But when the coronavirus pandemic hit, a rethink was required. A digital alternative was rapidly developed, using TCS’ collaborative learning platform, iON Digital Glass Room™, as a base, with some of the live events and activities rebuilt from scratch.

Many of the elements that made previous Digital Explorers events so popular were still present: insights into in-demand skills, glimpses of the future world of work, some myth-busting about techies, and digital design challenges to earn students Industrial Cadets accreditation.

And while Virtual Digital Explorers may have lacked face-to-face networking, it more than made up for it in scale and geographical reach.


Industry advice

In ‘Meet the Mentor’ Q&A sessions, volunteer panel members from companies including General Electric (GE), GlaxoSmithKline (GSK) and TCS discussed their own career paths, typical working days and the digital transformations that the future of work will bring. They also took students’ questions.

“Follow your interests and keep your options open. You’ll find the role that fits,” Sally Cockayne, a maths undergraduate on an Industrial Cadets placement with GSK, told students. Cockayne said she found working on drugs trials at GSK especially rewarding. “The best part for me is having a direct impact on people’s lives.”

GE’s Director of Operations, Mike Brown, spoke of the value of outside interests. “Show employers you can function away from the computer screen,” he said, even as placement student Isabel Elliot impressed the online audience with her account of working alongside a ‘liquid-handling robot’ in her lab.

Flexible learning

The virtual event also provided a wide variety of practical programmes, with live panels and Q&As complemented by videos and mini tutorials, as well as inspiring activities.

The youngest cohort, the seven- to nine-year-olds, were given the task of reinventing a household item as a smart device.

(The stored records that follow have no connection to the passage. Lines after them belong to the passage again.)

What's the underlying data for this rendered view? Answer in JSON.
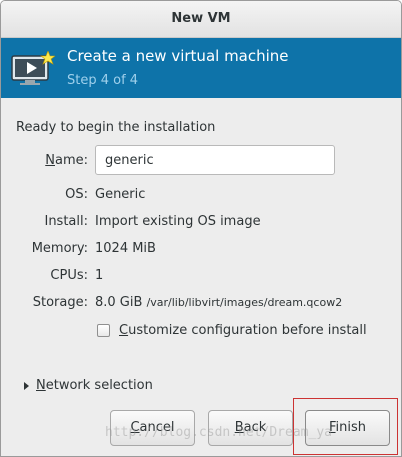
{
  "window": {
    "title": "New VM"
  },
  "banner": {
    "title": "Create a new virtual machine",
    "step": "Step 4 of 4",
    "icon": "vm-monitor-star-icon",
    "color": "#0e73a9"
  },
  "summary": {
    "heading": "Ready to begin the installation",
    "name_label": "Name:",
    "name_value": "generic",
    "os_label": "OS:",
    "os_value": "Generic",
    "install_label": "Install:",
    "install_value": "Import existing OS image",
    "memory_label": "Memory:",
    "memory_value": "1024 MiB",
    "cpus_label": "CPUs:",
    "cpus_value": "1",
    "storage_label": "Storage:",
    "storage_size": "8.0 GiB",
    "storage_path": "/var/lib/libvirt/images/dream.qcow2",
    "customize_label": "Customize configuration before install",
    "customize_checked": false
  },
  "network": {
    "label": "Network selection",
    "expanded": false
  },
  "buttons": {
    "cancel": "Cancel",
    "back": "Back",
    "finish": "Finish"
  },
  "watermark": "http://blog.csdn.net/Dream_ya",
  "colors": {
    "highlight_border": "#cc3333",
    "banner_step": "#9fd0ec"
  }
}
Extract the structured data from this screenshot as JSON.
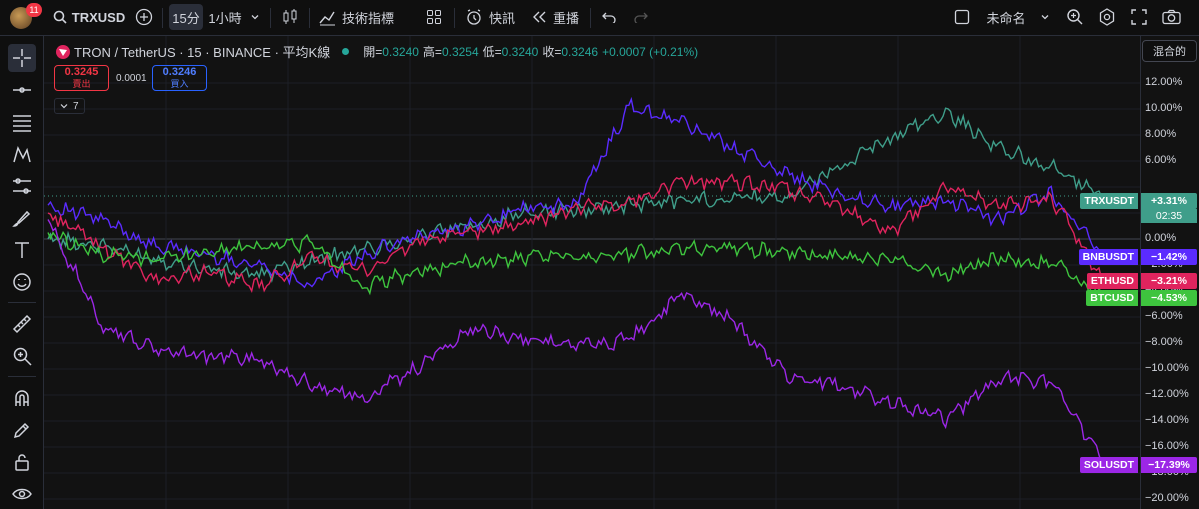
{
  "toolbar": {
    "notif_count": "11",
    "symbol": "TRXUSD",
    "interval_active": "15分",
    "interval_other": "1小時",
    "indicators": "技術指標",
    "quick": "快訊",
    "replay": "重播",
    "layout_name": "未命名"
  },
  "legend": {
    "title": "TRON / TetherUS · 15 · BINANCE · 平均K線",
    "open_label": "開=",
    "open": "0.3240",
    "high_label": "高=",
    "high": "0.3254",
    "low_label": "低=",
    "low": "0.3240",
    "close_label": "收=",
    "close": "0.3246",
    "change": "+0.0007 (+0.21%)",
    "sell_price": "0.3245",
    "sell_label": "賣出",
    "spread": "0.0001",
    "buy_price": "0.3246",
    "buy_label": "買入",
    "collapse_count": "7"
  },
  "price_scale_mode": "混合的",
  "axis_ticks": [
    "12.00%",
    "10.00%",
    "8.00%",
    "6.00%",
    "4.00%",
    "2.00%",
    "0.00%",
    "−2.00%",
    "−4.00%",
    "−6.00%",
    "−8.00%",
    "−10.00%",
    "−12.00%",
    "−14.00%",
    "−16.00%",
    "−18.00%",
    "−20.00%"
  ],
  "colors": {
    "TRXUSDT": "#3f9e8a",
    "BNBUSDT": "#5b2bff",
    "ETHUSD": "#e0245e",
    "BTCUSD": "#3ec43e",
    "SOLUSDT": "#9c27e6",
    "TRX_down": "#e05a4a"
  },
  "series_tags": {
    "trx": {
      "name": "TRXUSDT",
      "value": "+3.31%",
      "countdown": "02:35"
    },
    "bnb": {
      "name": "BNBUSDT",
      "value": "−1.42%"
    },
    "eth": {
      "name": "ETHUSD",
      "value": "−3.21%"
    },
    "btc": {
      "name": "BTCUSD",
      "value": "−4.53%"
    },
    "sol": {
      "name": "SOLUSDT",
      "value": "−17.39%"
    }
  },
  "chart_data": {
    "type": "line",
    "ylabel": "",
    "ylim": [
      -20.5,
      13
    ],
    "x": [
      0,
      5,
      10,
      15,
      20,
      25,
      30,
      35,
      40,
      45,
      50,
      55,
      60,
      65,
      70,
      75,
      80,
      85,
      90,
      95,
      100
    ],
    "series": [
      {
        "name": "TRXUSDT",
        "values": [
          0,
          -0.5,
          -1.5,
          -2.3,
          -2.8,
          -1.6,
          -0.8,
          0.2,
          1.0,
          2.0,
          2.2,
          2.7,
          3.0,
          3.2,
          3.3,
          5.5,
          7.8,
          9.8,
          7.0,
          5.5,
          3.31
        ]
      },
      {
        "name": "BNBUSDT",
        "values": [
          2.6,
          1.5,
          -0.5,
          -1.2,
          -2.0,
          -3.5,
          -1.2,
          0.2,
          1.0,
          2.3,
          2.6,
          10.2,
          9.0,
          7.0,
          5.0,
          3.5,
          2.5,
          3.0,
          1.5,
          3.5,
          -1.42
        ]
      },
      {
        "name": "ETHUSD",
        "values": [
          2.0,
          -0.5,
          -3.2,
          -2.5,
          -3.7,
          -1.5,
          -2.5,
          -0.2,
          0.5,
          1.2,
          2.4,
          2.8,
          4.5,
          4.3,
          3.8,
          2.5,
          0.5,
          4.0,
          2.5,
          3.2,
          -3.21
        ]
      },
      {
        "name": "BTCUSD",
        "values": [
          0.5,
          -1.2,
          -1.5,
          -1.0,
          -0.5,
          -0.3,
          -3.7,
          -2.5,
          -1.8,
          -1.5,
          -1.3,
          -1.2,
          -0.7,
          -0.6,
          -1.1,
          -1.4,
          -1.5,
          -2.8,
          -1.5,
          -1.8,
          -4.53
        ]
      },
      {
        "name": "SOLUSDT",
        "values": [
          1.5,
          -6.5,
          -8.5,
          -9.0,
          -9.2,
          -11.3,
          -12.2,
          -9.8,
          -7.0,
          -7.6,
          -8.2,
          -7.8,
          -4.2,
          -6.5,
          -10.5,
          -11.2,
          -12.6,
          -13.8,
          -10.7,
          -11.0,
          -17.39
        ]
      }
    ]
  }
}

After some basic coaching in app design, they then set about devising an app to control their new device.

Older students, aged 10 or over, were encouraged to think about what a technology career could hold for them – and how to get there. They were also challenged to create their own start-up – identifying a market, branding their company and even drafting job descriptions.

While there was no formal assessment, a rewards-based approach ensured enthusiasm and commitment remained high. All modules had to be completed to earn Challenger-level accreditation from Industrial Cadets – which the students could then include on their CVs.

Whatever the activity, flexibility was key and the students were in control. Whether at home or at school, during live week or later, they could work at their own speed, throughout the summer.

A ‘much-needed’ scheme

Digital Explorers appears to be succeeding in its virtual avatar. Three-quarters of young people who attended recent Digital Explorers events said they were more likely to consider a science, technology, engineering and mathematics (STEM) career as a result.

And schools were just as enthusiastic about the virtual version. “Students who have accessed the resources have given hugely positive feedback,” a teacher in Manchester told TCS. “It’s also been a much-needed change to their ordinary schoolwork.”

The virtual events were a game-changer for reaching less well-served communities too, according to Nikki Elliot, EDT’s Head of Industry Engagement. “The beauty of previous events was that young people got to mix with industry professionals and other students and get hands-on with the technology. But the magic of this (the virtual event) is that it breaks down the very real geographical barriers that prevent schools attending live events,” said Elliot.

Adapting the programme to extraordinary times has been a valuable experiment, said TCS Director of Corporate Sustainability, Yogesh Chauhan. “At a time when students, teachers and parents are being challenged in whole new ways, it’s been rewarding to work with EDT, industry colleagues and our own volunteers to produce an imaginative solution,” he said.

“Going virtual has tested out new ways for us to engage this key age group in large numbers. That’s worth exploring further,” Chauhan added.